Preventive Measures Against Bank Runs

Given the potential devastation caused by bank runs, a range of measures have been put in place to prevent them. Banking regulations and oversight by central banks are at the heart of these preventative strategies.

Central banks, like the Federal Reserve Bank in the U.S., often step in during times of crisis to provide stability and confidence. They act as a “lender of last resort”‘ for banks under threat from a bank run, providing them with necessary liquidity to meet the demands of depositors and alleviate panic.

In addition, deposit insurance systems, such as the Federal Deposit Insurance Corporation (FDIC) in the U.S., have been established to provide an extra layer of protection. Created in response to the many bank failures during the Great Depression, the FDIC insures bank accounts up to a certain limit.

This insurance provides financial protection to depositors, ensuring they won’t lose all their money even if their bank fails. The existence of such a system reassures depositors and reduces the likelihood of bank runs, contributing to the overall stability of the banking system.

Steps to Take During a Bank Run

In light of the recent news surrounding First Republic Bank, Silicon Valley Bank, and Signature Bank, it’s become even more important for depositors to be aware and prepared. When a bank run is underway, understanding your bank’s financial health and the protections in place for your deposits is critical.

While most banks offer high yield savings accounts insured by the FDIC, it’s always prudent to verify that your deposits are indeed protected. This insurance safeguards your deposits up to $250,000 per depositor, per account type, per institution in the event of a bank failure. Joint accounts have up to $500,000 in protection.

If you’re concerned about the possibility of a bank run following these recent events, you might want to diversify your holdings. Rather than having all your savings in one bank, consider spreading your funds across different types of accounts and different financial institutions.

Credit unions are excellent alternative options for depositing your money. Just as banks in the U.S. have FDIC coverage, credit unions are protected by the National Credit Union Share Insurance Fund (NCUSIF). Many credit unions offer no-fee checking and savings accounts and high interest rates for savings, along with exemplary customer service.

Despite the alarming news of recent bank failures, remember that bank runs, while dramatic, are relatively rare events, particularly in stable, well-regulated financial systems. However, the recent news is a sobering reminder that being aware of your bank’s financial health, ensuring your deposits are insured, and diversifying your holdings are crucial steps in protecting your finances.

Bottom Line

Bank runs, while a crucial aspect of financial history, are less common in modern times due to stronger financial regulations and deposit insurance. However, understanding how a bank run occurs and how it can impact the financial system is vital.

When you learn how bank runs work, you’ll better grasp the importance of a stable banking system, consumer confidence, and, above all, the need for financial literacy. In times of economic uncertainty, understanding these concepts can provide you with the knowledge and peace of mind to make informed decisions about your money.

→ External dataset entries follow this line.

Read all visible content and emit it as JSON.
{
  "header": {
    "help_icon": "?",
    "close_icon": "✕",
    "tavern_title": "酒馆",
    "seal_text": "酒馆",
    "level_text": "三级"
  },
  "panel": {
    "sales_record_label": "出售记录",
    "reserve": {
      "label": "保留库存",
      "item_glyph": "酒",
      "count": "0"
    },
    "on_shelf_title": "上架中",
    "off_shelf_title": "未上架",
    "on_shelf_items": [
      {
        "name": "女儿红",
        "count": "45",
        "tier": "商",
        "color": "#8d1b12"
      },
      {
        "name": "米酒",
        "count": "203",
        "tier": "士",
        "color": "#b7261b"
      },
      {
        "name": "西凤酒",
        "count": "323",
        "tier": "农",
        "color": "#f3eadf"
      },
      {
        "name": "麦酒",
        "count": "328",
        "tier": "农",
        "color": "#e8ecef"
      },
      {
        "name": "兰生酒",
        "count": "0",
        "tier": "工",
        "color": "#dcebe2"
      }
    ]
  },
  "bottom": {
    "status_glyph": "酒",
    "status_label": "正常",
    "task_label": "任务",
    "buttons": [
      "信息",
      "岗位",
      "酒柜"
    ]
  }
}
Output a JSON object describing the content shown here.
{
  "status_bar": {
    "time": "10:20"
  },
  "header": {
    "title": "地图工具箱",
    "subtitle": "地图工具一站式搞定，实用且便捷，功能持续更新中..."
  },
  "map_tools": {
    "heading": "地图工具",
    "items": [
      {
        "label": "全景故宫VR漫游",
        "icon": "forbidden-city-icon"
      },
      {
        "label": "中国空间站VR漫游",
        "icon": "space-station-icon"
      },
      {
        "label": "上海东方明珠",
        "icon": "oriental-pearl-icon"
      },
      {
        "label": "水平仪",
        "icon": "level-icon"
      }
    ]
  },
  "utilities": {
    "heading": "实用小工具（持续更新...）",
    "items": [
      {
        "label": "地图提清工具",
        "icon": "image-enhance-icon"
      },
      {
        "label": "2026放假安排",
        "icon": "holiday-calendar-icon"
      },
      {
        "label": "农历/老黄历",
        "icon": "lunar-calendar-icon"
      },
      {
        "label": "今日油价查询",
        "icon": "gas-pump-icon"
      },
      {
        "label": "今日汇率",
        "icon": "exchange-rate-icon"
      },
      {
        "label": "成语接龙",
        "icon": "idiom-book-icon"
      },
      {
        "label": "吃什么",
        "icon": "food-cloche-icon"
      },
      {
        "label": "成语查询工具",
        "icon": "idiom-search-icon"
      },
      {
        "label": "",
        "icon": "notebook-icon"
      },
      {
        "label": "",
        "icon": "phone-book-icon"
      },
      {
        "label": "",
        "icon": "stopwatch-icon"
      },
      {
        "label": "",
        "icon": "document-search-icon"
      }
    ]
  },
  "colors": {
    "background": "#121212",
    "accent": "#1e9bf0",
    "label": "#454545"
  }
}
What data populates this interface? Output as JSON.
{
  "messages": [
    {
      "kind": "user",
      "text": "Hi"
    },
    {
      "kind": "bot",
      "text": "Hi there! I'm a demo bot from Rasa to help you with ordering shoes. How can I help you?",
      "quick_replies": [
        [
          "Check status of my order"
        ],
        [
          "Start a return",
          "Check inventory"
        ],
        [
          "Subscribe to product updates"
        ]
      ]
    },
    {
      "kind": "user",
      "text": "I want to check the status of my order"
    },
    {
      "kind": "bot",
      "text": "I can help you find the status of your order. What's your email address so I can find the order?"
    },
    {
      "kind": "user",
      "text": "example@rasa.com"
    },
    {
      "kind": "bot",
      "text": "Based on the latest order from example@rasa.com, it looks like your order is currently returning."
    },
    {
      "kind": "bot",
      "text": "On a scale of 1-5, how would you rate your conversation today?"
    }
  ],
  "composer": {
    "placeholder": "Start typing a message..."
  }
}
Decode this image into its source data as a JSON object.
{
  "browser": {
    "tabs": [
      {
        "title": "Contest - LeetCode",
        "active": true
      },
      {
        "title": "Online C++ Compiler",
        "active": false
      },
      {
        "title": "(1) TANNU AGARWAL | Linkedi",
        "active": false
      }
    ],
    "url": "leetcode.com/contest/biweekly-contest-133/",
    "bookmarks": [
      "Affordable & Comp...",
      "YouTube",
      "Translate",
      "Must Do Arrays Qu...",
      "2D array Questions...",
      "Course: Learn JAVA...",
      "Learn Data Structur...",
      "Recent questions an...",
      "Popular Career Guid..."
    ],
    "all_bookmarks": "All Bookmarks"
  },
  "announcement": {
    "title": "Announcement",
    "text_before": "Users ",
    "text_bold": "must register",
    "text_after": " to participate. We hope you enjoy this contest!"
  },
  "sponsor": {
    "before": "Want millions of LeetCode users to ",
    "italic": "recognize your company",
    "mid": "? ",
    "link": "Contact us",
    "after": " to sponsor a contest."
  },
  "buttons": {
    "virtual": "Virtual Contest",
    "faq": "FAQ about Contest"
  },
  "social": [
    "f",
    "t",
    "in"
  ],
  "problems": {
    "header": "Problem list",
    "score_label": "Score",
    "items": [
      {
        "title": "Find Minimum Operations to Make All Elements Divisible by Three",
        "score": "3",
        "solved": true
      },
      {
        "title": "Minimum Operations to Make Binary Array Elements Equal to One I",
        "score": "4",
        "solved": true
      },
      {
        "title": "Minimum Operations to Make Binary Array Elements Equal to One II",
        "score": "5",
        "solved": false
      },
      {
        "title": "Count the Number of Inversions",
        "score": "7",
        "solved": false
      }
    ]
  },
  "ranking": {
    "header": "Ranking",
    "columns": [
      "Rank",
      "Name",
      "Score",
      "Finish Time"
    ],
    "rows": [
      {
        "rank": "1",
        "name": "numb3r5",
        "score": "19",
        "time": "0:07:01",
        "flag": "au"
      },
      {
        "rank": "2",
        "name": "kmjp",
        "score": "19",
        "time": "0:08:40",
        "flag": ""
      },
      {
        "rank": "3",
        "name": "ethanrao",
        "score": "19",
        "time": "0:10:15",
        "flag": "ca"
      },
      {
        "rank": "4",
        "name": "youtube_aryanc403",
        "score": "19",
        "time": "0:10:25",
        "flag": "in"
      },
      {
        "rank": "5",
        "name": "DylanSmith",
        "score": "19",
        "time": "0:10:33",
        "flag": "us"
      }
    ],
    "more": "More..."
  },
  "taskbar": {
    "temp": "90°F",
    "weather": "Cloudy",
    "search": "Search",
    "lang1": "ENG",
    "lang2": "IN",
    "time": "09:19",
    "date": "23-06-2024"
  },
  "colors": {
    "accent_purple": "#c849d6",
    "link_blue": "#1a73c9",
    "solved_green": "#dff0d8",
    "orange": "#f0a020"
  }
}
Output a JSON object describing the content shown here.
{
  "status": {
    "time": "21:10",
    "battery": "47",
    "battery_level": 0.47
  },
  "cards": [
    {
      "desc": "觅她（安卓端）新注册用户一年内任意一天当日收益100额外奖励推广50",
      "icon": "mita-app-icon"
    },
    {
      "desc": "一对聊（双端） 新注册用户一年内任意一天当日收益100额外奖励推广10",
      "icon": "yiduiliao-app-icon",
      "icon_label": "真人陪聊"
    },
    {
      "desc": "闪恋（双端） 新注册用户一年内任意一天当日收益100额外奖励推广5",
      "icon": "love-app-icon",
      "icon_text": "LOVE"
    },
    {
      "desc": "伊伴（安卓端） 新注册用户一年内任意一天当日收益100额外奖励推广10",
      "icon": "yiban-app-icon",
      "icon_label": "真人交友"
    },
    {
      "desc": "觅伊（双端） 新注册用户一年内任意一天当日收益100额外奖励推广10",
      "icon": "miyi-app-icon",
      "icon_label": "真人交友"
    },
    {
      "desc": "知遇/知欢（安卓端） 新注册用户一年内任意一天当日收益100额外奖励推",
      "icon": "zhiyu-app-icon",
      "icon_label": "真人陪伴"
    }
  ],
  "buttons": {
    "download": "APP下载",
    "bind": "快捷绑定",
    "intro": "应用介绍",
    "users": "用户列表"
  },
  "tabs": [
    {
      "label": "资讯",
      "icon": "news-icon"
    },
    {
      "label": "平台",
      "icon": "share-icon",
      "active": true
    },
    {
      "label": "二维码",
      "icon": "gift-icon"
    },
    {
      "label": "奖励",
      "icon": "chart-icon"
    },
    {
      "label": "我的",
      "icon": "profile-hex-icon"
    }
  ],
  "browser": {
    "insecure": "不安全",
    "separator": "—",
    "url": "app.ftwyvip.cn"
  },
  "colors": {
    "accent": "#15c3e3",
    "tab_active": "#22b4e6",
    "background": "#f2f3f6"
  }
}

Dawn Allcot
Meet the author

Dawn Allot is a full-time freelance writer and content marketing expert specializing in personal finance, real estate, and technology. In addition to her work at Crediful, Dawn regularly writes for LoopNet, Solvable, and The Balance.